== SOURCE DATA ==

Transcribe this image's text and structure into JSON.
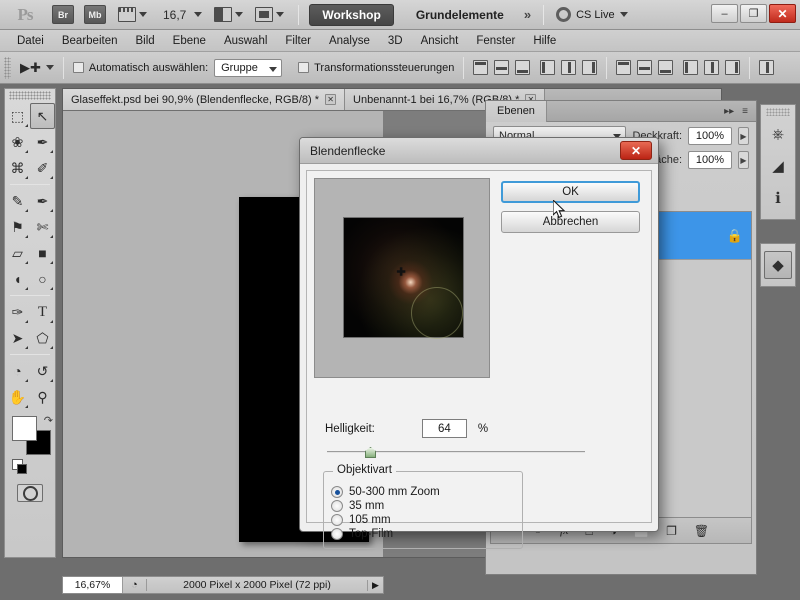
{
  "app": {
    "logo": "Ps",
    "bridge_label": "Br",
    "minibridge_label": "Mb",
    "zoom_level": "16,7",
    "workspace_active": "Workshop",
    "workspace_other": "Grundelemente",
    "overflow": "»",
    "cs_live": "CS Live",
    "win_minimize": "–",
    "win_restore": "❐",
    "win_close": "✕"
  },
  "menu": {
    "items": [
      "Datei",
      "Bearbeiten",
      "Bild",
      "Ebene",
      "Auswahl",
      "Filter",
      "Analyse",
      "3D",
      "Ansicht",
      "Fenster",
      "Hilfe"
    ]
  },
  "options_bar": {
    "auto_select_label": "Automatisch auswählen:",
    "auto_select_value": "Gruppe",
    "transform_controls_label": "Transformationssteuerungen"
  },
  "tools": {
    "items": [
      {
        "name": "marquee-tool",
        "glyph": "⬚"
      },
      {
        "name": "move-tool",
        "glyph": "↖"
      },
      {
        "name": "lasso-tool",
        "glyph": "❀"
      },
      {
        "name": "quick-select-tool",
        "glyph": "✒"
      },
      {
        "name": "crop-tool",
        "glyph": "⌘"
      },
      {
        "name": "eyedropper-tool",
        "glyph": "✐"
      },
      {
        "name": "healing-brush-tool",
        "glyph": "✎"
      },
      {
        "name": "brush-tool",
        "glyph": "✒"
      },
      {
        "name": "clone-stamp-tool",
        "glyph": "⚑"
      },
      {
        "name": "history-brush-tool",
        "glyph": "✄"
      },
      {
        "name": "eraser-tool",
        "glyph": "▱"
      },
      {
        "name": "gradient-tool",
        "glyph": "■"
      },
      {
        "name": "blur-tool",
        "glyph": "◖"
      },
      {
        "name": "dodge-tool",
        "glyph": "○"
      },
      {
        "name": "pen-tool",
        "glyph": "✑"
      },
      {
        "name": "type-tool",
        "glyph": "T"
      },
      {
        "name": "path-selection-tool",
        "glyph": "➤"
      },
      {
        "name": "shape-tool",
        "glyph": "⬠"
      },
      {
        "name": "rotate-3d-tool",
        "glyph": "◔"
      },
      {
        "name": "orbit-3d-tool",
        "glyph": "↺"
      },
      {
        "name": "hand-tool",
        "glyph": "✋"
      },
      {
        "name": "zoom-tool",
        "glyph": "⚲"
      }
    ]
  },
  "documents": {
    "tabs": [
      {
        "label": "Glaseffekt.psd bei 90,9% (Blendenflecke, RGB/8) *",
        "close": "✕",
        "active": true
      },
      {
        "label": "Unbenannt-1 bei 16,7% (RGB/8) *",
        "close": "✕",
        "active": false
      }
    ]
  },
  "layers_panel": {
    "tab_label": "Ebenen",
    "collapse": "▸▸",
    "menu": "≡",
    "blend_mode": "Normal",
    "opacity_label": "Deckkraft:",
    "opacity_value": "100%",
    "fill_label": "Fläche:",
    "fill_value": "100%",
    "layer_lock_icon": "🔒",
    "footer_icons": [
      "link-icon",
      "fx-icon",
      "mask-icon",
      "adjustment-icon",
      "group-icon",
      "new-layer-icon",
      "delete-icon"
    ],
    "footer_glyphs": [
      "⚭",
      "fx",
      "□",
      "◑",
      "⬜",
      "❐",
      "🗑"
    ]
  },
  "dock": {
    "icons": [
      {
        "name": "navigator-icon",
        "glyph": "⎈"
      },
      {
        "name": "histogram-icon",
        "glyph": "◢"
      },
      {
        "name": "info-icon",
        "glyph": "ℹ"
      }
    ],
    "layers_icon": "◆"
  },
  "status_bar": {
    "zoom": "16,67%",
    "doc_icon": "◔",
    "dimensions": "2000 Pixel x 2000 Pixel (72 ppi)",
    "arrow": "▶"
  },
  "dialog": {
    "title": "Blendenflecke",
    "close_label": "✕",
    "ok_label": "OK",
    "cancel_label": "Abbrechen",
    "brightness_label": "Helligkeit:",
    "brightness_value": "64",
    "percent_label": "%",
    "lens_legend": "Objektivart",
    "lens_options": [
      {
        "label": "50-300 mm Zoom",
        "selected": true
      },
      {
        "label": "35 mm",
        "selected": false
      },
      {
        "label": "105 mm",
        "selected": false
      },
      {
        "label": "Top-Film",
        "selected": false
      }
    ]
  },
  "colors": {
    "accent_blue": "#3d95e8",
    "focus_blue": "#3f9ad8",
    "close_red": "#bb2414",
    "canvas_gray": "#7d7d7d",
    "artboard_gray": "#b4b4b4"
  }
}
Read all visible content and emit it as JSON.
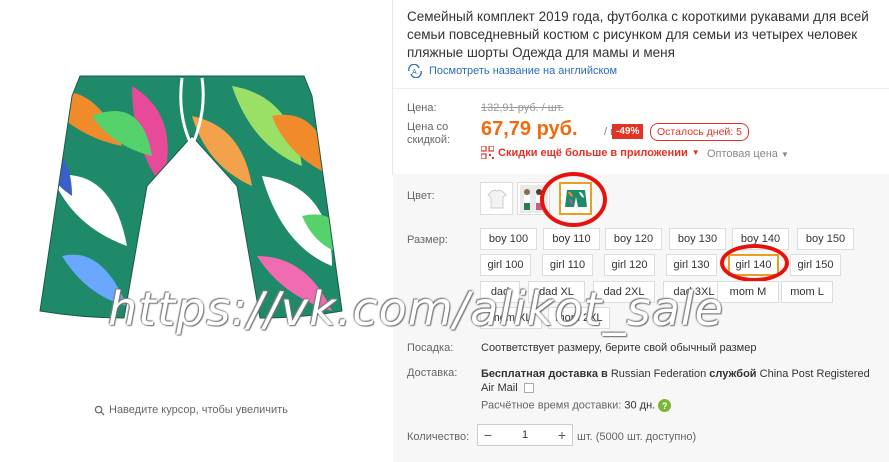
{
  "product": {
    "title": "Семейный комплект 2019 года, футболка с короткими рукавами для всей семьи повседневный костюм с рисунком для семьи из четырех человек пляжные шорты Одежда для мамы и меня",
    "translate_link": "Посмотреть название на английском",
    "zoom_hint": "Наведите курсор, чтобы увеличить"
  },
  "price": {
    "label": "Цена:",
    "old": "132,91 руб. / шт.",
    "sale_label": "Цена со скидкой:",
    "new": "67,79 руб.",
    "per_unit": "/ шт.",
    "discount": "-49%",
    "days_left": "Осталось дней: 5",
    "app_discount": "Скидки ещё больше в приложении",
    "wholesale": "Оптовая цена"
  },
  "color": {
    "label": "Цвет:",
    "selected_index": 2
  },
  "size": {
    "label": "Размер:",
    "rows": [
      [
        "boy 100",
        "boy 110",
        "boy 120",
        "boy 130",
        "boy 140",
        "boy 150"
      ],
      [
        "girl 100",
        "girl 110",
        "girl 120",
        "girl 130",
        "girl 140",
        "girl 150"
      ],
      [
        "dad",
        "dad XL",
        "dad 2XL",
        "dad 3XL",
        "mom M",
        "mom L"
      ],
      [
        "mom XL",
        "mom 2XL"
      ]
    ],
    "selected": "girl 140"
  },
  "fit": {
    "label": "Посадка:",
    "value": "Соответствует размеру, берите свой обычный размер"
  },
  "delivery": {
    "label": "Доставка:",
    "line1_bold1": "Бесплатная доставка в",
    "line1_country": "Russian Federation",
    "line1_bold2": "службой",
    "line1_service": "China Post Registered",
    "line2_service": "Air Mail",
    "eta_label": "Расчётное время доставки:",
    "eta_value": "30 дн."
  },
  "quantity": {
    "label": "Количество:",
    "value": "1",
    "available": "шт. (5000 шт. доступно)"
  },
  "watermark": "https://vk.com/alikot_sale",
  "colors": {
    "accent": "#f06b0e",
    "discount_red": "#e43225",
    "link_blue": "#2a6dbb",
    "highlight_circle": "#e8120c"
  },
  "icons": [
    "search-icon",
    "translate-icon",
    "qr-code-icon",
    "chevron-down-icon",
    "help-icon",
    "minus-icon",
    "plus-icon"
  ]
}
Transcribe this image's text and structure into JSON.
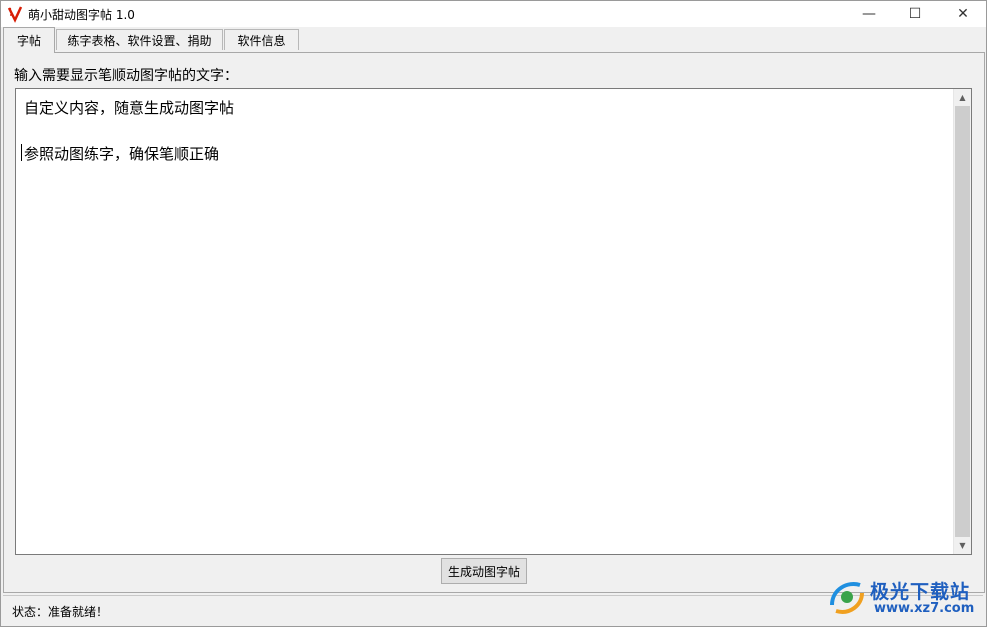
{
  "window": {
    "title": "萌小甜动图字帖 1.0",
    "controls": {
      "minimize": "—",
      "maximize": "☐",
      "close": "✕"
    }
  },
  "tabs": [
    {
      "label": "字帖",
      "active": true
    },
    {
      "label": "练字表格、软件设置、捐助",
      "active": false
    },
    {
      "label": "软件信息",
      "active": false
    }
  ],
  "main": {
    "prompt": "输入需要显示笔顺动图字帖的文字：",
    "text_lines": [
      "自定义内容，随意生成动图字帖",
      "参照动图练字，确保笔顺正确"
    ],
    "generate_button": "生成动图字帖"
  },
  "status": {
    "text": "状态：准备就绪！"
  },
  "watermark": {
    "title": "极光下载站",
    "url": "www.xz7.com"
  },
  "colors": {
    "watermark_blue": "#1f5fbf",
    "icon_red": "#d81e06"
  },
  "icons": {
    "app": "app-logo-icon",
    "watermark": "watermark-logo-icon"
  }
}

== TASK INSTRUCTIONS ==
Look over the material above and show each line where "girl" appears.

== RESPONSE AREA ==
        "girl 100",
        "girl 110",
        "girl 120",
        "girl 130",
        "girl 140",
        "girl 150"
    "selected": "girl 140"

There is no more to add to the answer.